Bacrot was up to the task for a long time, but made a mistake in the ending. The automatic 45…Rxb4? was losing, while 45…c3! would make a draw, as in this case White could not take the d6-pawn and keep his e4-pawn at the same time.
After White traded an exchange for two pawns (by 48.Kxd3!), Black was unable to defend against the connected passed pawns, and was one or two tempi short for creating adequate counterplay.

This game was quite interesting (the Sicilian Defense led to a sharp fight in the center), but the crowd in the internet gone wild in the queen ending.
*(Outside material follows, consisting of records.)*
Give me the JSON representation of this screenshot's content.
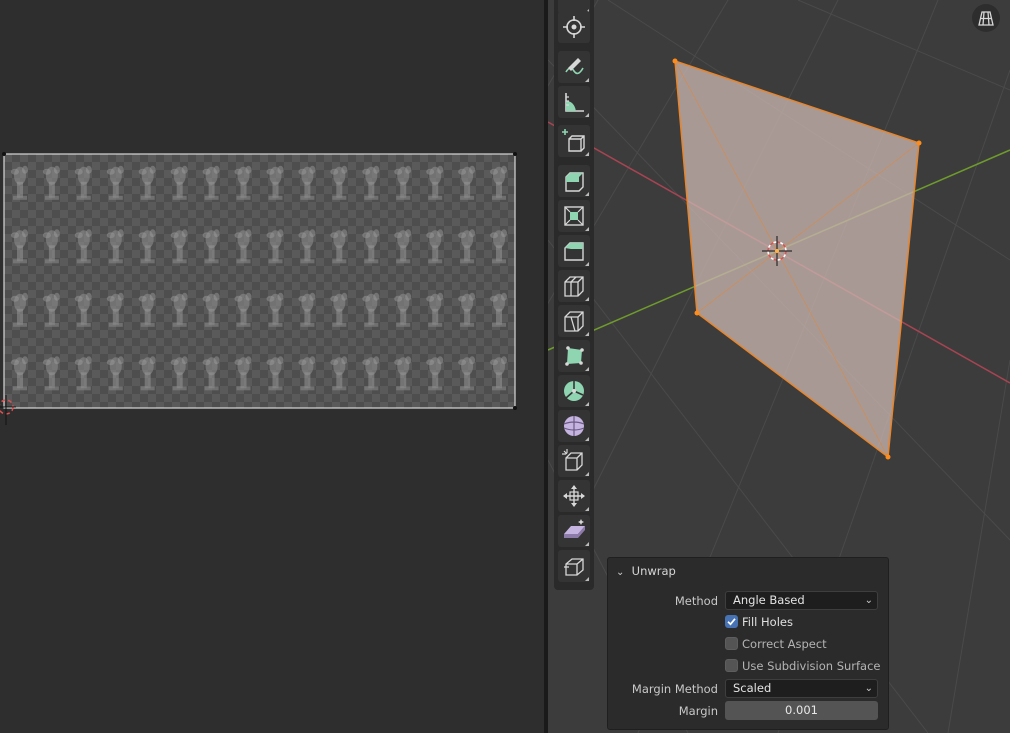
{
  "uv_editor": {
    "background": "#2e2e2e",
    "image_grid": {
      "columns": 16,
      "rows": 4
    }
  },
  "viewport": {
    "background": "#3c3c3c",
    "axis_colors": {
      "x": "#a84452",
      "y": "#6f9b2c"
    },
    "selection_color": "#e8852a",
    "toolbar": {
      "tools": [
        {
          "name": "cursor-tool",
          "icon": "cursor-icon"
        },
        {
          "name": "annotate-tool",
          "icon": "annotate-icon"
        },
        {
          "name": "measure-tool",
          "icon": "ruler-icon"
        },
        {
          "name": "add-cube-tool",
          "icon": "add-cube-icon"
        },
        {
          "name": "extrude-tool",
          "icon": "extrude-icon"
        },
        {
          "name": "inset-tool",
          "icon": "inset-icon"
        },
        {
          "name": "bevel-tool",
          "icon": "bevel-icon"
        },
        {
          "name": "loop-cut-tool",
          "icon": "loop-cut-icon"
        },
        {
          "name": "knife-tool",
          "icon": "knife-icon"
        },
        {
          "name": "poly-build-tool",
          "icon": "poly-build-icon"
        },
        {
          "name": "spin-tool",
          "icon": "spin-icon"
        },
        {
          "name": "smooth-tool",
          "icon": "smooth-icon"
        },
        {
          "name": "edge-slide-tool",
          "icon": "edge-slide-icon"
        },
        {
          "name": "shrink-fatten-tool",
          "icon": "shrink-fatten-icon"
        },
        {
          "name": "shear-tool",
          "icon": "shear-icon"
        },
        {
          "name": "rip-region-tool",
          "icon": "rip-region-icon"
        }
      ]
    },
    "perspective_toggle_icon": "perspective-grid-icon"
  },
  "operator_panel": {
    "title": "Unwrap",
    "method_label": "Method",
    "method_value": "Angle Based",
    "fill_holes_label": "Fill Holes",
    "fill_holes_checked": true,
    "correct_aspect_label": "Correct Aspect",
    "correct_aspect_checked": false,
    "use_subdivision_label": "Use Subdivision Surface",
    "use_subdivision_checked": false,
    "margin_method_label": "Margin Method",
    "margin_method_value": "Scaled",
    "margin_label": "Margin",
    "margin_value": "0.001"
  }
}
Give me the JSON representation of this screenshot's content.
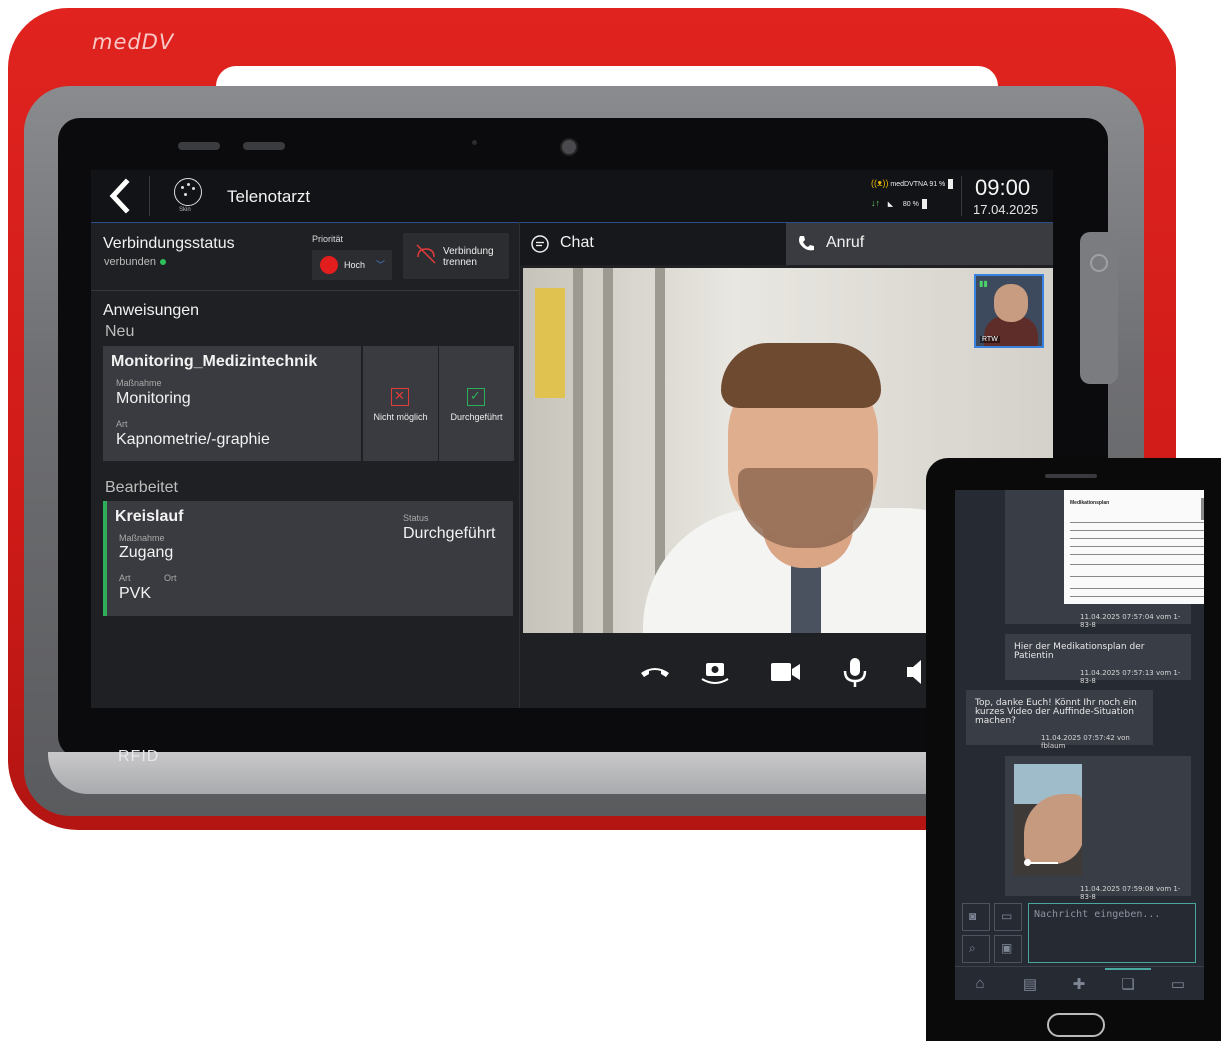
{
  "tablet": {
    "brand": "medDV",
    "rfid": "RFID",
    "header": {
      "skin_label": "Skin",
      "title": "Telenotarzt",
      "network_name": "medDVTNA",
      "signal_pct": "91 %",
      "battery_pct": "80 %",
      "time": "09:00",
      "date": "17.04.2025"
    },
    "connection": {
      "label": "Verbindungsstatus",
      "status": "verbunden",
      "priority_label": "Priorität",
      "priority_value": "Hoch",
      "disconnect_line1": "Verbindung",
      "disconnect_line2": "trennen"
    },
    "instructions": {
      "title": "Anweisungen",
      "new_label": "Neu",
      "new_item": {
        "title": "Monitoring_Medizintechnik",
        "measure_label": "Maßnahme",
        "measure": "Monitoring",
        "type_label": "Art",
        "type": "Kapnometrie/-graphie",
        "not_possible": "Nicht möglich",
        "done": "Durchgeführt"
      },
      "processed_label": "Bearbeitet",
      "processed_item": {
        "title": "Kreislauf",
        "measure_label": "Maßnahme",
        "measure": "Zugang",
        "type_label": "Art",
        "location_label": "Ort",
        "type": "PVK",
        "status_label": "Status",
        "status": "Durchgeführt"
      }
    },
    "tabs": {
      "chat": "Chat",
      "call": "Anruf"
    },
    "pip_label": "RTW"
  },
  "phone": {
    "messages": [
      {
        "doc_title": "Medikationsplan",
        "time": "11.04.2025 07:57:04 vom 1-83-8"
      },
      {
        "text_line1": "Hier der Medikationsplan der",
        "text_line2": "Patientin",
        "time": "11.04.2025 07:57:13 vom 1-83-8"
      },
      {
        "text_line1": "Top, danke Euch! Könnt Ihr noch ein",
        "text_line2": "kurzes Video der Auffinde-Situation",
        "text_line3": "machen?",
        "time": "11.04.2025 07:57:42 von fblaum"
      },
      {
        "time": "11.04.2025 07:59:08 vom 1-83-8"
      }
    ],
    "input_placeholder": "Nachricht eingeben...",
    "colors": {
      "accent": "#4aa7a0"
    }
  },
  "colors": {
    "device_red": "#d91f1c",
    "status_green": "#2fbf5a",
    "priority_red": "#e21d1d"
  }
}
Why on earth Alekseev did not transpose to a winning pawn ending by 33.Qd3+? It turned out that the former Russian champion knows pawn endgames better than computer-armed internet experts. This ‘won’ pawn ending led to a drawn queen ending... Here are some exemplary lines: 33.Qd3+ Qxd3 34.cxd3 Kg6 35.Kc2 Kf6 36.Kb3 Ke6 37.Ka4 (37.Kc4 Kd6!) 37…Kd5 38.Kxa5 Kd4 39.a4 Kxd3 40.Kb5 f5 41.a5 (41.gxf5 g4!) 41...e4 42.fxe4 fxe4 43.a6 e3 44.a7 e2 45.a8Q e1Q (Black makes it right on time!) 46.Qd5+ Ke2 47.Qxg5 Qb1+ 48.Kc5 Kf3 49.Qxg7 Qc2+ 50.Kd5 Qe4+ 51.Kd6 Qxg4 52.Qxg4+ Kxg4 – and this pawn ending is drawn.
Therefore the result of the game is logical and fair.
© FIDE Grand Prix 2008 - 2009    |    |    |    Powered by Turkish Chess Federation